An LMU team affiliated with the Nanosystems Initiative Munich (NIM) has achieved a breakthrough in light-driven generation of hydrogen with semiconductor nanocrystals by using a novel molecular
A nanostructure made from two tiny gold rods reversibly changes its optical properties when specific DNA molecules are added.
Electronics now has a competitor. Information is increasingly being
The aim of the American Simons Foundation is to promote research in mathematics and on the fundamental questions of natural sciences. In 2014 the foundation set up a new program to support innovative
Trotz aller Fortschritte gibt es noch immer nicht für alle gewünschten Frequenzen geeignete Laser-Systeme.
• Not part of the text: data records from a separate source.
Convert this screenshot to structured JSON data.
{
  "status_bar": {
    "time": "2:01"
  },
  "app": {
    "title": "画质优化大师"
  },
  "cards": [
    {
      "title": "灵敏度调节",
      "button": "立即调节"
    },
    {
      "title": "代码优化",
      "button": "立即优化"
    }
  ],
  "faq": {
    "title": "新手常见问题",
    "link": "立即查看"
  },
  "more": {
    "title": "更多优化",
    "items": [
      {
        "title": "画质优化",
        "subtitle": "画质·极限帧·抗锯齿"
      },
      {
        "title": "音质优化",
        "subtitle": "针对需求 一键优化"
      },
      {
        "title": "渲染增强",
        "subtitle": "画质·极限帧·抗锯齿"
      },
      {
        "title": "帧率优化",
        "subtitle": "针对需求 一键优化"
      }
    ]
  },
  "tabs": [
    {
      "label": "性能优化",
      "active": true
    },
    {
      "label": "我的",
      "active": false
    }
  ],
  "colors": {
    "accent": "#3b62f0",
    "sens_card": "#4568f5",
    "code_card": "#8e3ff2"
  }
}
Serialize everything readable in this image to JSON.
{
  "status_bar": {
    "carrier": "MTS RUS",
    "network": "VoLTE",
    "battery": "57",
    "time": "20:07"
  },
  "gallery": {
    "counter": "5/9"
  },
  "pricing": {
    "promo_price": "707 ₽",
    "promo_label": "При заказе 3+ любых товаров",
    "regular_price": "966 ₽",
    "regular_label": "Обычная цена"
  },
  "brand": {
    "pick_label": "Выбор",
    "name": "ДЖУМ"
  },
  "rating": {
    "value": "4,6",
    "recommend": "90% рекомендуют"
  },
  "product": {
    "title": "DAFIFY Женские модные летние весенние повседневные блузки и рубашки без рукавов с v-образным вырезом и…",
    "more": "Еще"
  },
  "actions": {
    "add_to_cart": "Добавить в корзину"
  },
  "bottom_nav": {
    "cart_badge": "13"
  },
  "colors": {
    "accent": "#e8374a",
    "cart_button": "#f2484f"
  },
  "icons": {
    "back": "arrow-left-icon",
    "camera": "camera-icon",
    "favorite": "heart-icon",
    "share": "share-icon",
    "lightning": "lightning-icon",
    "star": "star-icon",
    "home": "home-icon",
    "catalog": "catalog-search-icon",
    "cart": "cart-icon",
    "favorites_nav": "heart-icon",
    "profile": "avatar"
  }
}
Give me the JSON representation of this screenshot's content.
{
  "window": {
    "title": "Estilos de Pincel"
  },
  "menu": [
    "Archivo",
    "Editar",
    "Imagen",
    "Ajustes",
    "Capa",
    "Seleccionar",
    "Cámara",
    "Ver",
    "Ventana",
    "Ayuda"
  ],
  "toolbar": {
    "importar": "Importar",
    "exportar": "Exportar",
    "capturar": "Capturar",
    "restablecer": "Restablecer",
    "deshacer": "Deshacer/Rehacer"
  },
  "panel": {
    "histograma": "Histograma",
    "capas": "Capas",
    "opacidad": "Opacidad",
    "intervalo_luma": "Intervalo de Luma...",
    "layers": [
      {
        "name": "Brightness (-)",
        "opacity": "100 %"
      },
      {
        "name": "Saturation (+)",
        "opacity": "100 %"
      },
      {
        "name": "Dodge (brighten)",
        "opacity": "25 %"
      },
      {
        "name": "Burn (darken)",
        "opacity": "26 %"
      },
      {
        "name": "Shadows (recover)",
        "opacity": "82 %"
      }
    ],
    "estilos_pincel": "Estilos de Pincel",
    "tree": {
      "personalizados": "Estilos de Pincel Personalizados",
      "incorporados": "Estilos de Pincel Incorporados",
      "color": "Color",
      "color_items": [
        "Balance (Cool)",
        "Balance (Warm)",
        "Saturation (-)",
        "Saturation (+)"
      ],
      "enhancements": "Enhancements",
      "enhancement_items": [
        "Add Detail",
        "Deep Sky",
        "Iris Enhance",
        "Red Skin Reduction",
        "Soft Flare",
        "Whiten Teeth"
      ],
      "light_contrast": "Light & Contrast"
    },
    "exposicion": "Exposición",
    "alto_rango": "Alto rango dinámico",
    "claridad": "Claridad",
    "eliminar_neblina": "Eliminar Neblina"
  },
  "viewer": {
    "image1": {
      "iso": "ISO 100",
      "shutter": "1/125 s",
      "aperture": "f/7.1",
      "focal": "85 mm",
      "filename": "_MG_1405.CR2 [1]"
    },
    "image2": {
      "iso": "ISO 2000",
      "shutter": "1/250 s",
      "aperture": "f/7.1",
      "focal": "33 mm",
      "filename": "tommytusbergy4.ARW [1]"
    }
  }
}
Manche dieser Frequenzen kann man mit Frequenzverdopplern erzeugen, die nichtlineare optische
When can we expect to drive the length of Germany in an electric car without having to top up the battery? Chemists at the NIM Cluster at LMU and at the University of Waterloo in Ontario, Canada have
Many enzymes work only with a co-trainer, of sorts. Scientists at the NIM-Cluster show what this kind of cooperation looks like in detail using a novel methodology applied to the heat shock protein
This year the academy prize, endowed with 50,000 Euro, was awarded to NIM member Andreas Bausch from TU München. In his research he successfully combines physics, chemistry and biology to investigate
The election of NIM member Peter Hänggi into the prestigious society honors his outstanding research in Theoretical Physics. Current members of the academy include 29 Nobel Laureates amongst other
Using a newly developed imaging method, NIM researchers show that thin-film organic semiconductors contain regions of structural disorder that could inhibit the transport of charge and limit the
NIM member Ulrich Gerland is appointed as Full Professor at Physik-Department. He succeeds Roland Netz, leading the reoriented chair for “Theory of complex biosystems”.
Professor Ulrich Gerland
Only two mechanisms can move molecules in a fluid. They can follow a temperature gradient or an electrical potential. LMU physicists have modeled how migration of DNA molecules is affected by their
A swarm’s behavior completely changes when increasing the density of particles within. NIM-scientists succeeded in developing a universal model to study the emergent phenomena at high densities.
NIM scientist Dr. Jose A. Garrido (TUM) and his colleagues have developed a transistor-type architecture to control the properties of diamond defects. Read more
Reproduce or rather conquer the world? Surprisingly also bacteria have to face this question. Theoretical biophysicists of the NIM cluster now calculated how the organisms should decide to optimally